= What the task requires =
From the records below, copy the lines that include "номер".

(Data about app and page elements)
-=-=-
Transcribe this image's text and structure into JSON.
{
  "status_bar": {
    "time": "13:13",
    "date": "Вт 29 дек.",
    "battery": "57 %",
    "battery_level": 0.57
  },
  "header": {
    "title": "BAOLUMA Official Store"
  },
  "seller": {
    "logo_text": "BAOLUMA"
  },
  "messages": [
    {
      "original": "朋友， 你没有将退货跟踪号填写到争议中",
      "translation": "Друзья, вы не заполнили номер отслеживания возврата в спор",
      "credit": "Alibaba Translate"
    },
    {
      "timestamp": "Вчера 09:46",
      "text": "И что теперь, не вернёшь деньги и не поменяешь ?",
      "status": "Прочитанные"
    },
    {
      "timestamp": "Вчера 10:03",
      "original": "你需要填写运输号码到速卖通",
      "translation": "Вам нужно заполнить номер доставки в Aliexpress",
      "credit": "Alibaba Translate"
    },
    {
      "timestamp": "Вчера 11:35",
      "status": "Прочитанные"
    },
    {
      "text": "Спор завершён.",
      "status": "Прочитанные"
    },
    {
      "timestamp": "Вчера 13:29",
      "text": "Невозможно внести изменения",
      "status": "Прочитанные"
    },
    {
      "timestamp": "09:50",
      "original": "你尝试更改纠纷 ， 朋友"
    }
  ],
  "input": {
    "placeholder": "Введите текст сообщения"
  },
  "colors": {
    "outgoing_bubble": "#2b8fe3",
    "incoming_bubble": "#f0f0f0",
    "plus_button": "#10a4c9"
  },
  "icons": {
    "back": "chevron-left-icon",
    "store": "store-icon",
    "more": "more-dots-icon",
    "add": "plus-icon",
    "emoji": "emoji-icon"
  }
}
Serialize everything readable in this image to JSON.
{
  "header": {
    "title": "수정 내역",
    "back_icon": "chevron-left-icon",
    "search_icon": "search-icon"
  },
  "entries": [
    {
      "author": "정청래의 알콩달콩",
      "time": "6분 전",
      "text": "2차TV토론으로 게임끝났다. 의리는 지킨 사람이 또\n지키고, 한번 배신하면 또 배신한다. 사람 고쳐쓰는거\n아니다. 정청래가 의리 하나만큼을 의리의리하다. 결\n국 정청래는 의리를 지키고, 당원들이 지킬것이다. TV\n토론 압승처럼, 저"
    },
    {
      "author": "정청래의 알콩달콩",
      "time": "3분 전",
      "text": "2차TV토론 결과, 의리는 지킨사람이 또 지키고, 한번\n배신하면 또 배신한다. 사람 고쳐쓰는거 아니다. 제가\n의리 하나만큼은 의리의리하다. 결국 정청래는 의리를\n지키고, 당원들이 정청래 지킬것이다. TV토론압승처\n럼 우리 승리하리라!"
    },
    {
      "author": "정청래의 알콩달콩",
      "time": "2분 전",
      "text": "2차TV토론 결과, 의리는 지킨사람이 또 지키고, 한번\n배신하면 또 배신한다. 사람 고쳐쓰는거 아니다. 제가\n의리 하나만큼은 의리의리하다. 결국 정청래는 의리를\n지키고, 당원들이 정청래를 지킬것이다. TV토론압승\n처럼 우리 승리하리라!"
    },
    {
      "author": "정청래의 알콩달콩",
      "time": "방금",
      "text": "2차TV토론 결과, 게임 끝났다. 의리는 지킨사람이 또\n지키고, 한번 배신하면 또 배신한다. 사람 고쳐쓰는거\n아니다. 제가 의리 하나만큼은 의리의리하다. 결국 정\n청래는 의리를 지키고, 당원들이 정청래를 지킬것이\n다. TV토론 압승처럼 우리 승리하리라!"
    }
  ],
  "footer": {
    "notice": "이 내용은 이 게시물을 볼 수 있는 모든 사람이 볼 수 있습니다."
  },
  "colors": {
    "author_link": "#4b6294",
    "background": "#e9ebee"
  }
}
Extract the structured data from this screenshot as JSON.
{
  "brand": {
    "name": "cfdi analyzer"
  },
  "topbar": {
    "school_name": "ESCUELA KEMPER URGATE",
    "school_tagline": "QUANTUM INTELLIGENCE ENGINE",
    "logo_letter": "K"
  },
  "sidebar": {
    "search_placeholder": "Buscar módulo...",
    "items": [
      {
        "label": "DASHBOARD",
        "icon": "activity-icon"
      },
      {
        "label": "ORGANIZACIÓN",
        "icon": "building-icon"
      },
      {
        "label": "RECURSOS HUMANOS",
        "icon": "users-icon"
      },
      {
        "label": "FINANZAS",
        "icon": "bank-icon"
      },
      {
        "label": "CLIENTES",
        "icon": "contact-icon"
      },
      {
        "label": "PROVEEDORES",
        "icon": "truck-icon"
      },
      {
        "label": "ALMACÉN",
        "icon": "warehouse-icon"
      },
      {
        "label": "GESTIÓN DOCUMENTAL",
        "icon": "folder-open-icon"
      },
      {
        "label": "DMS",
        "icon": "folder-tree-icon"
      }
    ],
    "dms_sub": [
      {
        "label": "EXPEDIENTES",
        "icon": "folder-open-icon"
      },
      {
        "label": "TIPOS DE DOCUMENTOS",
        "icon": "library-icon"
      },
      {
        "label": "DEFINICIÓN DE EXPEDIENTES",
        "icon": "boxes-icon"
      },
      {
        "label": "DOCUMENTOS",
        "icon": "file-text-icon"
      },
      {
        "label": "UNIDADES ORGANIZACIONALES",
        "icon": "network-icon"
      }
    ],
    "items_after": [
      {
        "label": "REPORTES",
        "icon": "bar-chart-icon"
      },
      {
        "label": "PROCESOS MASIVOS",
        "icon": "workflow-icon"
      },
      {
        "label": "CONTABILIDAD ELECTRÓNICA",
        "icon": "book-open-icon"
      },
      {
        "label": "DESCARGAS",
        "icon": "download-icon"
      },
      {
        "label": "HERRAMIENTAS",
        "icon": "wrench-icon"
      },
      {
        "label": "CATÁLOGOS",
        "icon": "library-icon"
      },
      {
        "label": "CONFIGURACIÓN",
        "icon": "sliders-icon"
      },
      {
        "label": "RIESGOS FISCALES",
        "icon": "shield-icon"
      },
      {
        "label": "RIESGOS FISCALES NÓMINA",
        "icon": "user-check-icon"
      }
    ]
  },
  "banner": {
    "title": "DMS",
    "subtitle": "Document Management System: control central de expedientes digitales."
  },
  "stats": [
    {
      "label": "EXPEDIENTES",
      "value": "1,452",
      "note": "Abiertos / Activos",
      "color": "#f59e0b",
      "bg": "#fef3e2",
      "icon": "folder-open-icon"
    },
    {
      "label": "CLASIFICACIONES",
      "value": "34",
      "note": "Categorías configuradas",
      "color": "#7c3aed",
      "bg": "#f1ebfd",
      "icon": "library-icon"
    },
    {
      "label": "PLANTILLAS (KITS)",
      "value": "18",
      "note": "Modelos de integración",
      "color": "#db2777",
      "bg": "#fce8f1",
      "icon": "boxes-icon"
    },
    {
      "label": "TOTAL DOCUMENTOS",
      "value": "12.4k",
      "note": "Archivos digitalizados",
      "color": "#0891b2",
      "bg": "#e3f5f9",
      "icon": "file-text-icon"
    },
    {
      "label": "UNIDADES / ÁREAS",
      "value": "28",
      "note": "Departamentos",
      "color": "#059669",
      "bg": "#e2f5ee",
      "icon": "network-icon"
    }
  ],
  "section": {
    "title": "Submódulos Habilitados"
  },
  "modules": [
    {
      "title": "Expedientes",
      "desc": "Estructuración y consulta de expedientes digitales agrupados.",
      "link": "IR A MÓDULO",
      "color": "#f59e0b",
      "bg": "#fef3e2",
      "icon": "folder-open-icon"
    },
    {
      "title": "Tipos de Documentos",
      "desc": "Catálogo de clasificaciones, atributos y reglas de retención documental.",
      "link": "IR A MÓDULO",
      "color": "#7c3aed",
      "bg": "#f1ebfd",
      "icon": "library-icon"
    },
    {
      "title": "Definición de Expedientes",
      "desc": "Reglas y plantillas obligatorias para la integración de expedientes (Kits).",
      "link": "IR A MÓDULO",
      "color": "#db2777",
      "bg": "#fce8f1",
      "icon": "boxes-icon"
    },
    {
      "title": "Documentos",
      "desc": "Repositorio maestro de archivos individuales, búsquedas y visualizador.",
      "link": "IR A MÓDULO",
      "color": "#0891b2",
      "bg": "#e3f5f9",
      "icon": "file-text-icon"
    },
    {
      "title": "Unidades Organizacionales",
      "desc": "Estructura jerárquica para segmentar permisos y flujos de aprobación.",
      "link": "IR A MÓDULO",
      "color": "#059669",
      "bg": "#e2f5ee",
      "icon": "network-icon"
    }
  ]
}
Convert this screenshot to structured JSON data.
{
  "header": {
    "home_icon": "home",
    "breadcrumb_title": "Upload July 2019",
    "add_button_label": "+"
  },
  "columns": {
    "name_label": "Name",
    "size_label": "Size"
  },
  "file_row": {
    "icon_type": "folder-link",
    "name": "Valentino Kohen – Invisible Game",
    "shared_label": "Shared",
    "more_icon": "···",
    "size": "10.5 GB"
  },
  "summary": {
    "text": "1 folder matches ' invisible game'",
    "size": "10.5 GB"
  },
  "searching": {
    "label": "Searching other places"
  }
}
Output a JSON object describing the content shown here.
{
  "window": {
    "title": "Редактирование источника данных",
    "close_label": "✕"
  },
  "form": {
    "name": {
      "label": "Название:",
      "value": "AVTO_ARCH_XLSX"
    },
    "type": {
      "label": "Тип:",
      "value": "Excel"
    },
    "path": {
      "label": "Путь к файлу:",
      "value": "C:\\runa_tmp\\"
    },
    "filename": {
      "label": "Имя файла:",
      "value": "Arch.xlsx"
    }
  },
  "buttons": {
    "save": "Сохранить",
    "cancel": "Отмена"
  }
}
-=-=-
= Response area =
      "translation": "Друзья, вы не заполнили номер отслеживания возврата в спор",
      "translation": "Вам нужно заполнить номер доставки в Aliexpress",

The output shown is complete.